Scan the data below for the string "JSON". Show every line where it turns up.

━━ Records to process ━━

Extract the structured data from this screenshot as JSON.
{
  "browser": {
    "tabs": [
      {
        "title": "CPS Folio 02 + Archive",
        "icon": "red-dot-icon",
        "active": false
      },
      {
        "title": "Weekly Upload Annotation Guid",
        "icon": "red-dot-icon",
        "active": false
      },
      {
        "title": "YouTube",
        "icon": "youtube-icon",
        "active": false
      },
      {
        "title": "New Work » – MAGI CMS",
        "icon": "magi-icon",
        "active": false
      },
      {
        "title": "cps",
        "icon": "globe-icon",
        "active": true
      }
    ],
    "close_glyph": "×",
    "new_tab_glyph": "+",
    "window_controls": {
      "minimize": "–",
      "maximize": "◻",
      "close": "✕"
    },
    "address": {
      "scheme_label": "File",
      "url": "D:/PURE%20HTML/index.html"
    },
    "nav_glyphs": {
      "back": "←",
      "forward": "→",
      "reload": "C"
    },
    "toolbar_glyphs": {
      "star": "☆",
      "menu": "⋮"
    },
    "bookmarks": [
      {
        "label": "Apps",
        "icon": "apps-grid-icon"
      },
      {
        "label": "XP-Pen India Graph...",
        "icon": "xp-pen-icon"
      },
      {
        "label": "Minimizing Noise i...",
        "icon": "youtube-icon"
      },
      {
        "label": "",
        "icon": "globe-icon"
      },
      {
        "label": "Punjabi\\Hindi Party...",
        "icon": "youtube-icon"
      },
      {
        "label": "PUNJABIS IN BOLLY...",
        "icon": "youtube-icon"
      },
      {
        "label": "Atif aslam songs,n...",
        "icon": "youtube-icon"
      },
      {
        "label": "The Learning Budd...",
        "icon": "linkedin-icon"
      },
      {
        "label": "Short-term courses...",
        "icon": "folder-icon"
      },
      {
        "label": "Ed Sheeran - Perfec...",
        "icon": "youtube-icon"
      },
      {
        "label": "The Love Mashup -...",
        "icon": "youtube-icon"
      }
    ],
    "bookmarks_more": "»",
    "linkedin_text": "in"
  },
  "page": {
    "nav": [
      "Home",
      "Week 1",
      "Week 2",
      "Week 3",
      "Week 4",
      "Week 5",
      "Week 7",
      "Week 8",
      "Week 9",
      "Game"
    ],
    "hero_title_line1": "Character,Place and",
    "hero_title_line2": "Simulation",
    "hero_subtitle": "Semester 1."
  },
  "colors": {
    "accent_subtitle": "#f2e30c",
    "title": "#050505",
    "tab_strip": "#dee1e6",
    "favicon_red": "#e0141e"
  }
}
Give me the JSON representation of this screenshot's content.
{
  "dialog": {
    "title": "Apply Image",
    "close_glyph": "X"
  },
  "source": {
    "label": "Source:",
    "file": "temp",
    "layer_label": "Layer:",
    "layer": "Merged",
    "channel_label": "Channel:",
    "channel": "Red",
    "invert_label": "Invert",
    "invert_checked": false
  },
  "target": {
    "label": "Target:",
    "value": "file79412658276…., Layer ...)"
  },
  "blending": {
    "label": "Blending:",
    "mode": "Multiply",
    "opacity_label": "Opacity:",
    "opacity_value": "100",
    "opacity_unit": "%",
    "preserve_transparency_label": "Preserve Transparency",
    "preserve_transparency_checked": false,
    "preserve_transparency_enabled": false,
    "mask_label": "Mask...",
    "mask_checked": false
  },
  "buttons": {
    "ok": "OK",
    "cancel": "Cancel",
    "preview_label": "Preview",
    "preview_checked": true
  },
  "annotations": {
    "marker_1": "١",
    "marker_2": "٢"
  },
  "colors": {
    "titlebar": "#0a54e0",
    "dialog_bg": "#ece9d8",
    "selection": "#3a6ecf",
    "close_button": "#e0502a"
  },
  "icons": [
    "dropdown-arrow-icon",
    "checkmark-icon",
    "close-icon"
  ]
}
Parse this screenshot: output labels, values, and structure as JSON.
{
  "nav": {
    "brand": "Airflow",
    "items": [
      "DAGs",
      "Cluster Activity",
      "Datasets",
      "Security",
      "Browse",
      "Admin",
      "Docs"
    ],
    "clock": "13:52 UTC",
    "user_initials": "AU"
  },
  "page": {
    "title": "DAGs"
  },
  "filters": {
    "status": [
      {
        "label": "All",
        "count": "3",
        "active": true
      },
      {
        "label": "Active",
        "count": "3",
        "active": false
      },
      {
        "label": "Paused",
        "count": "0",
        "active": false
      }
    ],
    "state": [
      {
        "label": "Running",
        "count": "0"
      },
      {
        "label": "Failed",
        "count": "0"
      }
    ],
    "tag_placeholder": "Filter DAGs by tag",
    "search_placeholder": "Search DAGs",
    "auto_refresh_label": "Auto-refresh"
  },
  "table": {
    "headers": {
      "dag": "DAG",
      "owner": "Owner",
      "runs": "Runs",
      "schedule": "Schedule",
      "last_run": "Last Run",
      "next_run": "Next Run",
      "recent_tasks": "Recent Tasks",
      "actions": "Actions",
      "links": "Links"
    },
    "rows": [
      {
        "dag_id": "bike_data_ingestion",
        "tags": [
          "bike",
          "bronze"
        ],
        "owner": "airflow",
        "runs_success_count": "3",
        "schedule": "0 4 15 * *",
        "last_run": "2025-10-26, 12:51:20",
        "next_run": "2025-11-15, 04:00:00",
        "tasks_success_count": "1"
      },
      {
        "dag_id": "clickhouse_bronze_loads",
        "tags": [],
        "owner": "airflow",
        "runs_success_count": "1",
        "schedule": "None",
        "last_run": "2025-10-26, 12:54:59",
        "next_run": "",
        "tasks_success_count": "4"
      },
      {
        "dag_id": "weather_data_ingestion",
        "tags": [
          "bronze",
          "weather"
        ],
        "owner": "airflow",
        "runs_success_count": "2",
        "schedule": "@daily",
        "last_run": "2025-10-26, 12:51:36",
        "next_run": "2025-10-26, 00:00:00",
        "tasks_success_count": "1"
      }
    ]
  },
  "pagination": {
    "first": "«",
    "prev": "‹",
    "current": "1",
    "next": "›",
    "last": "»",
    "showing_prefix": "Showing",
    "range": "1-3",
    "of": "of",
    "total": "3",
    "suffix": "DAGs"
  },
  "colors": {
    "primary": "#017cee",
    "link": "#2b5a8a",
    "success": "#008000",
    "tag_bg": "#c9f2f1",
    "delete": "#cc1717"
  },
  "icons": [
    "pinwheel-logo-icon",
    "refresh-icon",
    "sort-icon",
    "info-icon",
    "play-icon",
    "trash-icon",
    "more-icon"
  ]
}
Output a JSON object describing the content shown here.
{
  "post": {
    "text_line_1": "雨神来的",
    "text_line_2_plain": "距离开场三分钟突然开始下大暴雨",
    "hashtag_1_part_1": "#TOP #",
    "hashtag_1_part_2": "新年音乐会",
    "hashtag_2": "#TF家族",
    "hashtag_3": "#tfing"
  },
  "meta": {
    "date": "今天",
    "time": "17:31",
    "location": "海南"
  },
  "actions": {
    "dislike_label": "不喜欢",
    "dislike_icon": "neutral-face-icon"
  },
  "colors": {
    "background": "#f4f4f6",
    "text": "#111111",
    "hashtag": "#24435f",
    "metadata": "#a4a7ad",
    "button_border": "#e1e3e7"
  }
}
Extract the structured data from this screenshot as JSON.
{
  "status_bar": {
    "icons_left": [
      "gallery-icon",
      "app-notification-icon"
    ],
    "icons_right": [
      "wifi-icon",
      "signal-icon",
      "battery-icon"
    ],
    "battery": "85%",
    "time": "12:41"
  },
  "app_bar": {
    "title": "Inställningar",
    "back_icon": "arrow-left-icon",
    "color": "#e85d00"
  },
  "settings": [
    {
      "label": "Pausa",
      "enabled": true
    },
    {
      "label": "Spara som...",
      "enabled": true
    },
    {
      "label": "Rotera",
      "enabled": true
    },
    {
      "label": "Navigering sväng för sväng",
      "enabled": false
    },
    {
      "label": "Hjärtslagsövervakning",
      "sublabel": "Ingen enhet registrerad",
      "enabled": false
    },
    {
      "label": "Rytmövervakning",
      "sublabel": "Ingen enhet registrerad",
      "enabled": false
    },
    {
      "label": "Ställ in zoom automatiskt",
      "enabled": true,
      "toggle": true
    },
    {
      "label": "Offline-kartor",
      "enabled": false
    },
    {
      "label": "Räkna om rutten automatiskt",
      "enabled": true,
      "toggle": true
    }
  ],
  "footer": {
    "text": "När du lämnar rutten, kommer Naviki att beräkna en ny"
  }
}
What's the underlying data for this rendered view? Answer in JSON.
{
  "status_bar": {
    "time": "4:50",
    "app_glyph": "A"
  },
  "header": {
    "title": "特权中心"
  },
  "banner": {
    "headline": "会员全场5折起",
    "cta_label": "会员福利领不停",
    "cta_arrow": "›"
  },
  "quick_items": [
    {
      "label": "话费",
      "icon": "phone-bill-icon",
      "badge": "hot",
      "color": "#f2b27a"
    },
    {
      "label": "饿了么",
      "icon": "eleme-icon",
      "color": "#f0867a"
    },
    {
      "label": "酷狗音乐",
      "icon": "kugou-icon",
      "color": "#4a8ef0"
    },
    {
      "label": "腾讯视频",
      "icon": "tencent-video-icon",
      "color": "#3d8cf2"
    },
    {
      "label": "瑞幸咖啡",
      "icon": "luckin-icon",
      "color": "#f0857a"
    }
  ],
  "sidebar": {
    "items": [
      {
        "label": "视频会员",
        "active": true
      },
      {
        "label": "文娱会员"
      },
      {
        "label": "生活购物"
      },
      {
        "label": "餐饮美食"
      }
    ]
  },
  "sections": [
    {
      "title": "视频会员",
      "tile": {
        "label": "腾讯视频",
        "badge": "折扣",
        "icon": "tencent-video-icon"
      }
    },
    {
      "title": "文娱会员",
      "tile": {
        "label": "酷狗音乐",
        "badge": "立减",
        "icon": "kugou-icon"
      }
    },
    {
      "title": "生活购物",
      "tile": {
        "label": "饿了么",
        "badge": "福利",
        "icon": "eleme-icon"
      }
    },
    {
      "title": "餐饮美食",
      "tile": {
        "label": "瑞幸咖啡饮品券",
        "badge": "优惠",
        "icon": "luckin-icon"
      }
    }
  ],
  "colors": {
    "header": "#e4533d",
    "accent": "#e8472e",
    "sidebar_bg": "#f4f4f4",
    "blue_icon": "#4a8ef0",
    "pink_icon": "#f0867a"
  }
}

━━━

> _Answer for the task_
Extract the structured data from this screenshot as JSON.
Give me the JSON representation of this screenshot's content.
Parse this screenshot: output labels, values, and structure as JSON.
Output a JSON object describing the content shown here.
Extract the structured data from this screenshot as JSON.
What's the underlying data for this rendered view? Answer in JSON.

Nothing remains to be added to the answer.